We developed a nanovesicle-based bioelectronic nose (NBN) that could recognize a specific odorant and mimic the receptor-mediated signal transmission of human olfactory systems. To build an NBN, we combined a single-walled carbon nanotube-based field effect transistor with cell-derived nanovesicles containing human olfactory receptors and calcium ion signal pathways. Importantly, the NBN took advantages of cell signal pathways for sensing signal amplification, enabling ∼100 times better sensitivity than that of previous bioelectronic noses based on only olfactory receptor protein and carbon nanotube transistors. The NBN sensors exhibited a human-like selectivity with single-carbon-atomic resolution and a high sensitivity of 1. fM detection limit. Moreover, this sensor platform could mimic a receptor-meditated cellular signal transmission in live cells. This sensor platform can be utilized for the study of molecular recognition and biological processes occurring at cell membranes and also for various practical applications such as food screening and medical diagnostics.

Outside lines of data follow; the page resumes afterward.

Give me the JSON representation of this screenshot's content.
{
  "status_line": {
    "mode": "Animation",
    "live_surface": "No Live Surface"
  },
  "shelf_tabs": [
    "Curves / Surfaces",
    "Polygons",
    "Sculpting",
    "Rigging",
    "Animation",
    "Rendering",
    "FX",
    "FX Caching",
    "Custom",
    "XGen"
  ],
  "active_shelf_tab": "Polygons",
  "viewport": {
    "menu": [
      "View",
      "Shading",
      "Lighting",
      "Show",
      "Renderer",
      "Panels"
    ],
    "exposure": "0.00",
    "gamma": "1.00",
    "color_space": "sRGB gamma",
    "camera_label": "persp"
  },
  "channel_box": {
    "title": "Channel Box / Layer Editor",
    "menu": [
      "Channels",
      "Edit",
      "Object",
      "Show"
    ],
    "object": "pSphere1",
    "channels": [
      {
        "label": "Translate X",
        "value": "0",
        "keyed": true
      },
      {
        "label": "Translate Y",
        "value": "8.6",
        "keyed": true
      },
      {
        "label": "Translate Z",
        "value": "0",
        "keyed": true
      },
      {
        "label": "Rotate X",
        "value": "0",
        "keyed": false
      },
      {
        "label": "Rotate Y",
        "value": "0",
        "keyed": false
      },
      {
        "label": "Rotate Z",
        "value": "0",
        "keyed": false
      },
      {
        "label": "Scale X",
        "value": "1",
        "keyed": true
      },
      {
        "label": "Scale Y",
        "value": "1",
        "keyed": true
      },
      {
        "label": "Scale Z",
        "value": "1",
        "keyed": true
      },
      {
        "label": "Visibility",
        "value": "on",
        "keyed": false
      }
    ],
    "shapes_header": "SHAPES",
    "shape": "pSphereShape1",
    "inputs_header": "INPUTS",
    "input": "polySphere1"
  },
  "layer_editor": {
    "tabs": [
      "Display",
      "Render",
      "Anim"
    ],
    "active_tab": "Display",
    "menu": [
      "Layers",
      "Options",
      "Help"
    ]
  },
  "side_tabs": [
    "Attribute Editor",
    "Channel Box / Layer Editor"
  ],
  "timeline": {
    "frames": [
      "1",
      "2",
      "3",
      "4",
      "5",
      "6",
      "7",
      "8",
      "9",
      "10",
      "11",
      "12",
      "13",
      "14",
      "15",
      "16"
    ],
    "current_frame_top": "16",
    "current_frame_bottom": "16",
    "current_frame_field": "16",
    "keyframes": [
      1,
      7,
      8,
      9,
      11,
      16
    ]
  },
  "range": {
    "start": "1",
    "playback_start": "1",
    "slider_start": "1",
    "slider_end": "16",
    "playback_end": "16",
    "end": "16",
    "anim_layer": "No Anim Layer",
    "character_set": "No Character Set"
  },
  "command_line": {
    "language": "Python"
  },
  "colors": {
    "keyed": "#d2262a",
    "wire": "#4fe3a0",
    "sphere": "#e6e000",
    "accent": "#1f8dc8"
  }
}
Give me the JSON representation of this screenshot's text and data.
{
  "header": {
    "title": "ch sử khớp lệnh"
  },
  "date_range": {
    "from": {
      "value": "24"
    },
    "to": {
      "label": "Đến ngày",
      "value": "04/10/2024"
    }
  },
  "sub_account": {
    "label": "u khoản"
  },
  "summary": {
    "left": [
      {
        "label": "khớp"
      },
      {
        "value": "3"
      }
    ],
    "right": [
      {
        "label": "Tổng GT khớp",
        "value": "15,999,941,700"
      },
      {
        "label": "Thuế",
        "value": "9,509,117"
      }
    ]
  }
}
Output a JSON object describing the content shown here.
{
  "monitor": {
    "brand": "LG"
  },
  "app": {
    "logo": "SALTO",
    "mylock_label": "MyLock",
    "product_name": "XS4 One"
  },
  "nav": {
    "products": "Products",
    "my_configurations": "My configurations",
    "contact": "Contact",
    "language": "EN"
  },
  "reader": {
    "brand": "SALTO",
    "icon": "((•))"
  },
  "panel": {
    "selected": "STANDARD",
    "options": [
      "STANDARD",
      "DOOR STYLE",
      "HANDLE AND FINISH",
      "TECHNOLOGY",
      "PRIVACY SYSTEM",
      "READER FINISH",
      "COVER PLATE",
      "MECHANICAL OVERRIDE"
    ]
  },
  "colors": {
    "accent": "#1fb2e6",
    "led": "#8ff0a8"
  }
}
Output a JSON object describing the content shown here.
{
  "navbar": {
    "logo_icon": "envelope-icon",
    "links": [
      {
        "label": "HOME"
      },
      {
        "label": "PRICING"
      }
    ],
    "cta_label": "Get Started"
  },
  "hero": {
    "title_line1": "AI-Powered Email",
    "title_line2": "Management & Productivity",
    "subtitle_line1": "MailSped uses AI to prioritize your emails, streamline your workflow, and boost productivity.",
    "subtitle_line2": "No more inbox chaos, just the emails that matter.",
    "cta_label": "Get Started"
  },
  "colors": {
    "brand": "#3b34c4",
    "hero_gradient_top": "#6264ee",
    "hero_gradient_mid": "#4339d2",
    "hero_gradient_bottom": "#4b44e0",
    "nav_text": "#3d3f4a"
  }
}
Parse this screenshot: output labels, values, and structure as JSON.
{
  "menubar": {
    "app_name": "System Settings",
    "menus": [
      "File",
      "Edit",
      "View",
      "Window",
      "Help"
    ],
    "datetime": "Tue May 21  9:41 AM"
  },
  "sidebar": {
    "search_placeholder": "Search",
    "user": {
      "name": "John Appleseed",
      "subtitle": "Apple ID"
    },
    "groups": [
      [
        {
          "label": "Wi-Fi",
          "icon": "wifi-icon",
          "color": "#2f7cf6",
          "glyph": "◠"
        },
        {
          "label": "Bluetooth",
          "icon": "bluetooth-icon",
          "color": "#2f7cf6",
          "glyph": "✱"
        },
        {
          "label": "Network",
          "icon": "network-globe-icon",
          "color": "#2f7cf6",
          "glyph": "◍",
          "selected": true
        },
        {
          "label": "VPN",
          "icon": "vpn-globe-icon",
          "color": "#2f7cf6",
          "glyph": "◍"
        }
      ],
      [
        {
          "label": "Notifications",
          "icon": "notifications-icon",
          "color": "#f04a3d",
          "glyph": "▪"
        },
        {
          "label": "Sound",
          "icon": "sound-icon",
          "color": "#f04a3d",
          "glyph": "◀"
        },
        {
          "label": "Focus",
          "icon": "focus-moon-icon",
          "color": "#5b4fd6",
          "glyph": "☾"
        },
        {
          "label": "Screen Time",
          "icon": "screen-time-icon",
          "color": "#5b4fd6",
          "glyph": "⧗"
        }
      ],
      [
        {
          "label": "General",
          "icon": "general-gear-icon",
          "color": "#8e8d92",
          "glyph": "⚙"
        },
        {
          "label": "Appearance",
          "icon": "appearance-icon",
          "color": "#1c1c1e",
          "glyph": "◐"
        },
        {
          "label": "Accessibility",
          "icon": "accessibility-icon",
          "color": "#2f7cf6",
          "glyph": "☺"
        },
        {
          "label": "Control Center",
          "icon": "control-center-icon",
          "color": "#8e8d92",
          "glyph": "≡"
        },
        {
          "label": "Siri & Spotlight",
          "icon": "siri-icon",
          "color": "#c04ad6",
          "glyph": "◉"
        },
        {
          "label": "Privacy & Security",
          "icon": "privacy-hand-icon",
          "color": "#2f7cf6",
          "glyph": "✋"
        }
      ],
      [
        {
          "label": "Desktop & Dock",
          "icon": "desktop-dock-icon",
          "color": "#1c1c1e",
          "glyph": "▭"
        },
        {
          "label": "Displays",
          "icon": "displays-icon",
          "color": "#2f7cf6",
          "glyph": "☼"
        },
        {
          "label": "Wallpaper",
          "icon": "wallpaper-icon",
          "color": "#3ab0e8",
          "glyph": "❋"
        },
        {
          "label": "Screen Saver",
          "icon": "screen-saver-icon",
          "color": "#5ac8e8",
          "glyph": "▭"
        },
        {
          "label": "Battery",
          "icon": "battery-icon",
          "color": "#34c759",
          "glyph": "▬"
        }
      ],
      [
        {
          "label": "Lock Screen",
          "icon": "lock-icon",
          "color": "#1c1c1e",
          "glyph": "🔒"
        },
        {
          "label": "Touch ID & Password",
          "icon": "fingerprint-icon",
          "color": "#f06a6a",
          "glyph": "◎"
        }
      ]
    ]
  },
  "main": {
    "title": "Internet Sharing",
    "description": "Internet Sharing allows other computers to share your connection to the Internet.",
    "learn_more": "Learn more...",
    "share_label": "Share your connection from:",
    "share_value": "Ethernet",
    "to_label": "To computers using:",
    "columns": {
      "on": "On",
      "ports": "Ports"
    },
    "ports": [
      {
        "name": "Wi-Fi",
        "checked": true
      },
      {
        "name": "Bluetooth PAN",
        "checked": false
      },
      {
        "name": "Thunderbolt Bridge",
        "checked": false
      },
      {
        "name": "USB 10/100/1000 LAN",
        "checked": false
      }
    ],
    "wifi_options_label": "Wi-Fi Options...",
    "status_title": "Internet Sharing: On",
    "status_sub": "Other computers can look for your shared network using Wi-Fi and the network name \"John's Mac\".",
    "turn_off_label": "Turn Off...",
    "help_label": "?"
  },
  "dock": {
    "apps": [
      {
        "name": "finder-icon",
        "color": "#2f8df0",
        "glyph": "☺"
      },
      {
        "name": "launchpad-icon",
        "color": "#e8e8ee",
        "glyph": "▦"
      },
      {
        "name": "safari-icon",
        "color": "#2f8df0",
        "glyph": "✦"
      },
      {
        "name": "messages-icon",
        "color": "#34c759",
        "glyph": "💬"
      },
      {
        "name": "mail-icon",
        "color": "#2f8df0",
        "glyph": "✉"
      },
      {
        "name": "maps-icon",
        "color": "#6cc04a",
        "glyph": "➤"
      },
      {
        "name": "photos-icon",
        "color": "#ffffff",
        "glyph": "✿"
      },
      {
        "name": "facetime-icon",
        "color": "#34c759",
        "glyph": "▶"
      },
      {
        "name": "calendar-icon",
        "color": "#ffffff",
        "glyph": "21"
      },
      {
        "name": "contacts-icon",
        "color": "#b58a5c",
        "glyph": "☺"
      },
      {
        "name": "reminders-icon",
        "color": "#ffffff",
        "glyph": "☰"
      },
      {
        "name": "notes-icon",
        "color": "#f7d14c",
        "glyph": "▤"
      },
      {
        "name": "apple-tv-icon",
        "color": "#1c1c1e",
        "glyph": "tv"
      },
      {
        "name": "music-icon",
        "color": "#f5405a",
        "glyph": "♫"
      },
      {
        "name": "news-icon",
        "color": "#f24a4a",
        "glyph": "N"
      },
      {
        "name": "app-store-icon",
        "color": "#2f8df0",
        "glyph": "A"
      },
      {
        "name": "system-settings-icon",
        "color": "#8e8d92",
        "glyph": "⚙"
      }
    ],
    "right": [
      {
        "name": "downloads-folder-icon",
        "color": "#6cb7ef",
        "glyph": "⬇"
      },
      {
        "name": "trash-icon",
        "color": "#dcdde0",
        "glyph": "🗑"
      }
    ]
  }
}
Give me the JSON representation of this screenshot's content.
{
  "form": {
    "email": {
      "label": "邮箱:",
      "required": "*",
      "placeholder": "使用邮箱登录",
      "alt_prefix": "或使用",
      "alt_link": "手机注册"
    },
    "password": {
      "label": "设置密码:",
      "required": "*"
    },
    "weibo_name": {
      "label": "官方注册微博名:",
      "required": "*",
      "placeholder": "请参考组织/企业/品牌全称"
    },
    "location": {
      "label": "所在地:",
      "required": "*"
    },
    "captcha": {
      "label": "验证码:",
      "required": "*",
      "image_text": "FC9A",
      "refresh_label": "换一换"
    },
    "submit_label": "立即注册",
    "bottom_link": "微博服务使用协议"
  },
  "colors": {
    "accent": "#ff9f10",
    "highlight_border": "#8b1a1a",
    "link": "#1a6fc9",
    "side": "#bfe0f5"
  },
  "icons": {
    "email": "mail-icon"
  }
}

Bibliographical noteFunding Information:
This work was supported by the NRF grant (No. 2011-0000390 , 2011-0000331 , 2010-0005574 , 2011-0020984 ) and the Conversing Research Center Program (No. 2011K000683 , No. 2011K000682 ). SH acknowledges the support from the WCU program ( R31-10032 ) and the NBIT program (No. 2011-00240 ). Following are results of a study on the “Human Resource Development Center for Economic Region Leading Industry” Project, supported by the Ministry of Education, Science & Technology (MEST) and the National Research Foundation of Korea (NRF) .
- Bioelectronic nose
- Carbon nanotube
- Field effect transistor
- Human olfactory receptor